Visual Thesaurus contributor James Harbeck
recently appeared on NPR's Weekend Edition to give a phonetic breakdown of noises that teenagers often make. Listen to the segment here
, and read more about teenage sounds on The Week here
. Breathy-voiced long low back unrounded vowel with advanced tongue root, anyone?
Los Angeles Times tech reporter Chris O'Brien has discovered that the favorite word among techie types is "delight": "A squishy, subjective, hard-to-pin-down term. So daringly unquantifiable, so proudly immeasurable. And now, suddenly, all the rage in data-driven Silicon Valley." Read O'Brien's delightful piece here
With Baz Luhrmann's movie adaptation of F. Scott Fitzgerald's The Great Gatsby
arriving in theaters, this week has been full of Gatsby

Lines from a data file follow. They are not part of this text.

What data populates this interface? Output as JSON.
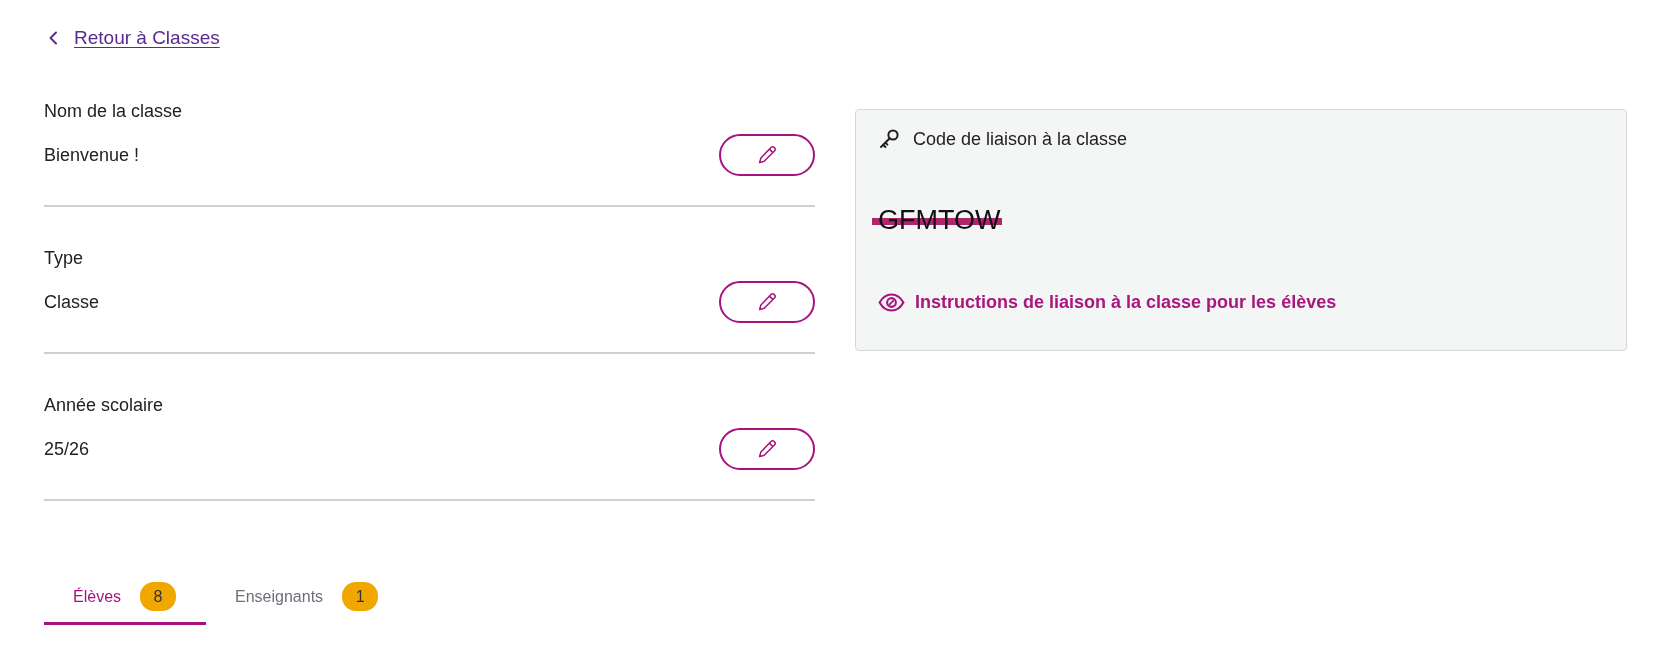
{
  "back_link": {
    "label": "Retour à Classes"
  },
  "fields": [
    {
      "label": "Nom de la classe",
      "value": "Bienvenue !"
    },
    {
      "label": "Type",
      "value": "Classe"
    },
    {
      "label": "Année scolaire",
      "value": "25/26"
    }
  ],
  "join_code_card": {
    "title": "Code de liaison à la classe",
    "code": "GFMTOW",
    "redacted": true,
    "instructions_link": "Instructions de liaison à la classe pour les élèves"
  },
  "tabs": [
    {
      "label": "Élèves",
      "count": "8",
      "selected": true
    },
    {
      "label": "Enseignants",
      "count": "1",
      "selected": false
    }
  ]
}
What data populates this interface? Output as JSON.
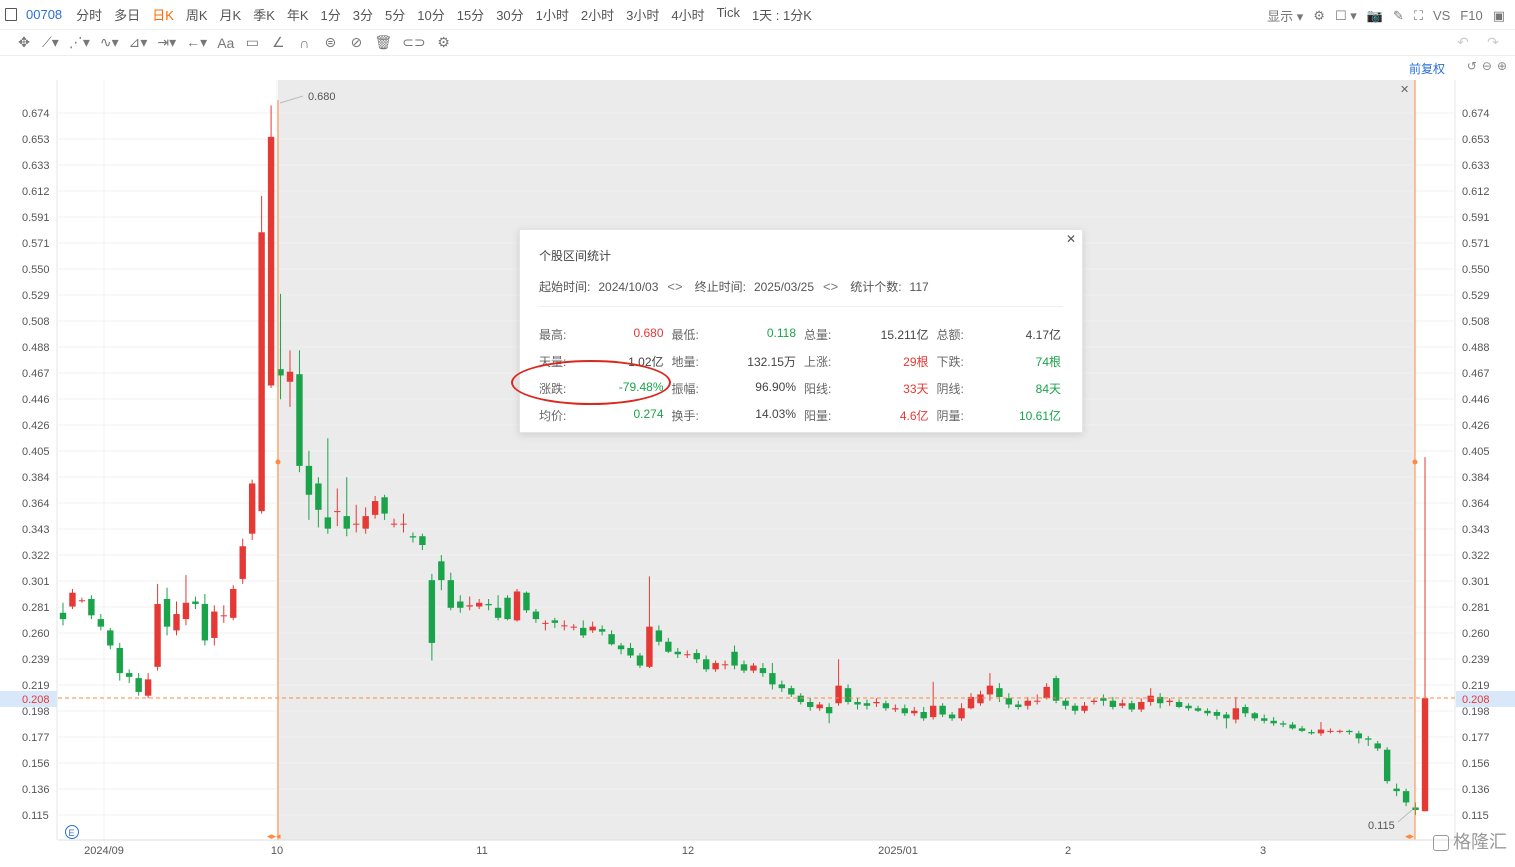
{
  "toolbar": {
    "symbol": "00708",
    "tabs": [
      {
        "label": "分时",
        "active": false
      },
      {
        "label": "多日",
        "active": false
      },
      {
        "label": "日K",
        "active": true
      },
      {
        "label": "周K",
        "active": false
      },
      {
        "label": "月K",
        "active": false
      },
      {
        "label": "季K",
        "active": false
      },
      {
        "label": "年K",
        "active": false
      },
      {
        "label": "1分",
        "active": false
      },
      {
        "label": "3分",
        "active": false
      },
      {
        "label": "5分",
        "active": false
      },
      {
        "label": "10分",
        "active": false
      },
      {
        "label": "15分",
        "active": false
      },
      {
        "label": "30分",
        "active": false
      },
      {
        "label": "1小时",
        "active": false
      },
      {
        "label": "2小时",
        "active": false
      },
      {
        "label": "3小时",
        "active": false
      },
      {
        "label": "4小时",
        "active": false
      },
      {
        "label": "Tick",
        "active": false,
        "dot": true
      },
      {
        "label": "1天 : 1分K",
        "active": false,
        "dot": true
      }
    ],
    "display_label": "显示",
    "vs_label": "VS",
    "f10_label": "F10",
    "adjust_label": "前复权"
  },
  "popup": {
    "title": "个股区间统计",
    "start_label": "起始时间:",
    "start_value": "2024/10/03",
    "end_label": "终止时间:",
    "end_value": "2025/03/25",
    "count_label": "统计个数:",
    "count_value": "117",
    "rows": [
      [
        {
          "k": "最高:",
          "v": "0.680",
          "c": "red"
        },
        {
          "k": "最低:",
          "v": "0.118",
          "c": "green"
        },
        {
          "k": "总量:",
          "v": "15.211亿",
          "c": "dark"
        },
        {
          "k": "总额:",
          "v": "4.17亿",
          "c": "dark"
        }
      ],
      [
        {
          "k": "天量:",
          "v": "1.02亿",
          "c": "dark"
        },
        {
          "k": "地量:",
          "v": "132.15万",
          "c": "dark"
        },
        {
          "k": "上涨:",
          "v": "29根",
          "c": "red"
        },
        {
          "k": "下跌:",
          "v": "74根",
          "c": "green"
        }
      ],
      [
        {
          "k": "涨跌:",
          "v": "-79.48%",
          "c": "green"
        },
        {
          "k": "振幅:",
          "v": "96.90%",
          "c": "dark"
        },
        {
          "k": "阳线:",
          "v": "33天",
          "c": "red"
        },
        {
          "k": "阴线:",
          "v": "84天",
          "c": "green"
        }
      ],
      [
        {
          "k": "均价:",
          "v": "0.274",
          "c": "green"
        },
        {
          "k": "换手:",
          "v": "14.03%",
          "c": "dark"
        },
        {
          "k": "阳量:",
          "v": "4.6亿",
          "c": "red"
        },
        {
          "k": "阴量:",
          "v": "10.61亿",
          "c": "green"
        }
      ]
    ]
  },
  "chart_data": {
    "type": "candlestick",
    "y_ticks": [
      "0.674",
      "0.653",
      "0.633",
      "0.612",
      "0.591",
      "0.571",
      "0.550",
      "0.529",
      "0.508",
      "0.488",
      "0.467",
      "0.446",
      "0.426",
      "0.405",
      "0.384",
      "0.364",
      "0.343",
      "0.322",
      "0.301",
      "0.281",
      "0.260",
      "0.239",
      "0.219",
      "0.198",
      "0.177",
      "0.156",
      "0.136",
      "0.115"
    ],
    "ylim": [
      0.115,
      0.674
    ],
    "x_labels": [
      "2024/09",
      "10",
      "11",
      "12",
      "2025/01",
      "2",
      "3"
    ],
    "high_label": "0.680",
    "low_label": "0.115",
    "current_price": "0.208",
    "colors": {
      "up": "#e53935",
      "down": "#1aa34a",
      "marker": "#ff8a3d"
    }
  },
  "watermark": "格隆汇"
}
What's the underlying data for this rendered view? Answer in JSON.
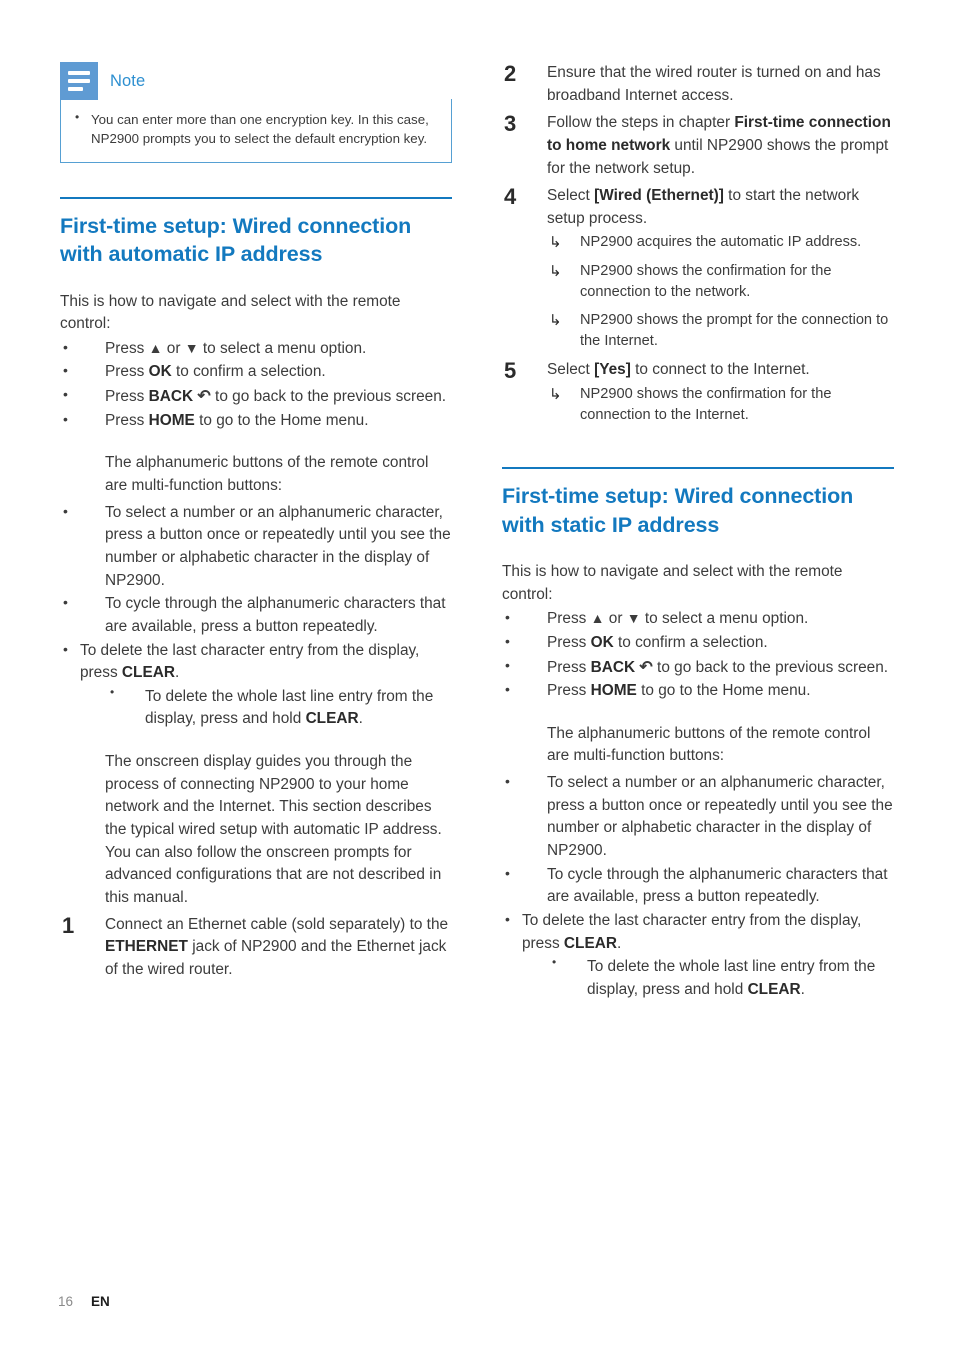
{
  "note": {
    "icon": "note-lines-icon",
    "title": "Note",
    "accent_color": "#5f9bd3",
    "items": [
      "You can enter more than one encryption key. In this case, NP2900 prompts you to select the default encryption key."
    ]
  },
  "heading_color": "#1379bf",
  "left_column": {
    "section": {
      "title": "First-time setup: Wired connection with automatic IP address",
      "lead": "This is how to navigate and select with the remote control:",
      "nav_bullets": [
        {
          "prefix": "Press ",
          "sym1": "▲",
          "mid": " or ",
          "sym2": "▼",
          "suffix": " to select a menu option."
        },
        {
          "prefix": "Press ",
          "bold": "OK",
          "suffix": " to confirm a selection."
        },
        {
          "prefix": "Press ",
          "bold": "BACK",
          "sym1": "↶",
          "suffix": " to go back to the previous screen."
        },
        {
          "prefix": "Press ",
          "bold": "HOME",
          "suffix": " to go to the Home menu."
        }
      ],
      "alnum_intro": "The alphanumeric buttons of the remote control are multi-function buttons:",
      "alnum_bullets": [
        "To select a number or an alphanumeric character, press a button once or repeatedly until you see the number or alphabetic character in the display of NP2900.",
        "To cycle through the alphanumeric characters that are available, press a button repeatedly."
      ],
      "clear_bullet": {
        "prefix": "To delete the last character entry from the display, press ",
        "bold": "CLEAR",
        "suffix": "."
      },
      "clear_sub_bullet": {
        "prefix": "To delete the whole last line entry from the display, press and hold ",
        "bold": "CLEAR",
        "suffix": "."
      },
      "onscreen_para": "The onscreen display guides you through the process of connecting NP2900 to your home network and the Internet. This section describes the typical wired setup with automatic IP address. You can also follow the onscreen prompts for advanced configurations that are not described in this manual.",
      "step1": {
        "num": "1",
        "prefix": "Connect an Ethernet cable (sold separately) to the ",
        "bold": "ETHERNET",
        "suffix": " jack of NP2900 and the Ethernet jack of the wired router."
      }
    }
  },
  "right_column": {
    "steps": [
      {
        "num": "2",
        "text": "Ensure that the wired router is turned on and has broadband Internet access."
      },
      {
        "num": "3",
        "prefix": "Follow the steps in chapter ",
        "bold": "First-time connection to home network",
        "suffix": " until NP2900 shows the prompt for the network setup."
      },
      {
        "num": "4",
        "prefix": "Select ",
        "bold": "[Wired (Ethernet)]",
        "suffix": " to start the network setup process.",
        "results": [
          "NP2900 acquires the automatic IP address.",
          "NP2900 shows the confirmation for the connection to the network.",
          "NP2900 shows the prompt for the connection to the Internet."
        ]
      },
      {
        "num": "5",
        "prefix": "Select ",
        "bold": "[Yes]",
        "suffix": " to connect to the Internet.",
        "results": [
          "NP2900 shows the confirmation for the connection to the Internet."
        ]
      }
    ],
    "section": {
      "title": "First-time setup: Wired connection with static IP address",
      "lead": "This is how to navigate and select with the remote control:",
      "nav_bullets": [
        {
          "prefix": "Press ",
          "sym1": "▲",
          "mid": " or ",
          "sym2": "▼",
          "suffix": " to select a menu option."
        },
        {
          "prefix": "Press ",
          "bold": "OK",
          "suffix": " to confirm a selection."
        },
        {
          "prefix": "Press ",
          "bold": "BACK",
          "sym1": "↶",
          "suffix": " to go back to the previous screen."
        },
        {
          "prefix": "Press ",
          "bold": "HOME",
          "suffix": " to go to the Home menu."
        }
      ],
      "alnum_intro": "The alphanumeric buttons of the remote control are multi-function buttons:",
      "alnum_bullets": [
        "To select a number or an alphanumeric character, press a button once or repeatedly until you see the number or alphabetic character in the display of NP2900.",
        "To cycle through the alphanumeric characters that are available, press a button repeatedly."
      ],
      "clear_bullet": {
        "prefix": "To delete the last character entry from the display, press ",
        "bold": "CLEAR",
        "suffix": "."
      },
      "clear_sub_bullet": {
        "prefix": "To delete the whole last line entry from the display, press and hold ",
        "bold": "CLEAR",
        "suffix": "."
      }
    }
  },
  "footer": {
    "page_number": "16",
    "language": "EN"
  },
  "glyphs": {
    "result_arrow": "↳",
    "back_arrow": "↶",
    "up_triangle": "▲",
    "down_triangle": "▼",
    "bullet": "•"
  }
}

talk. Online commentators have been writing about words coined or popularized by Fitzgerald, the slang of the 1920s "flapper" era, and even the name Gatsby
In an essay on writing in last week's The New Yorker, John McPhee describes drawing boxes around "perfectly O.K." words in a search for the "mot juste." Meanwhile, Virginia Woolf tells us words are a messy tangle that will always elude our best efforts to tie them down.
The language technology company Idibon recently launched a blog, and one interesting contribution comes from Tyler Schnoebelen, who has data-mined the titles of nearly 40,000 songs that have appeared on Billboard's pop charts from 1890 to 2012. It turns out that when it comes to song titles, "love" is most definitely in the air.
Promoting a new book entitled Netymology: A Linguistic Celebration of the Digital World
, British author Tom Chatfield has been making the rounds talking about peculiar tech coinages, from "the Cupertino effect" to "approximeetings."
"Yes, April 15th is still the dreaded tax day," writes Mim Harrison. "But thanks to Samuel Johnson, it's also a great day for the English language and its wealth of wonderful words." That's because it is the date on which Johnson published his monumental dictionary of the English language in 1755. Read Harrison's look back at Johnson's Dictionary here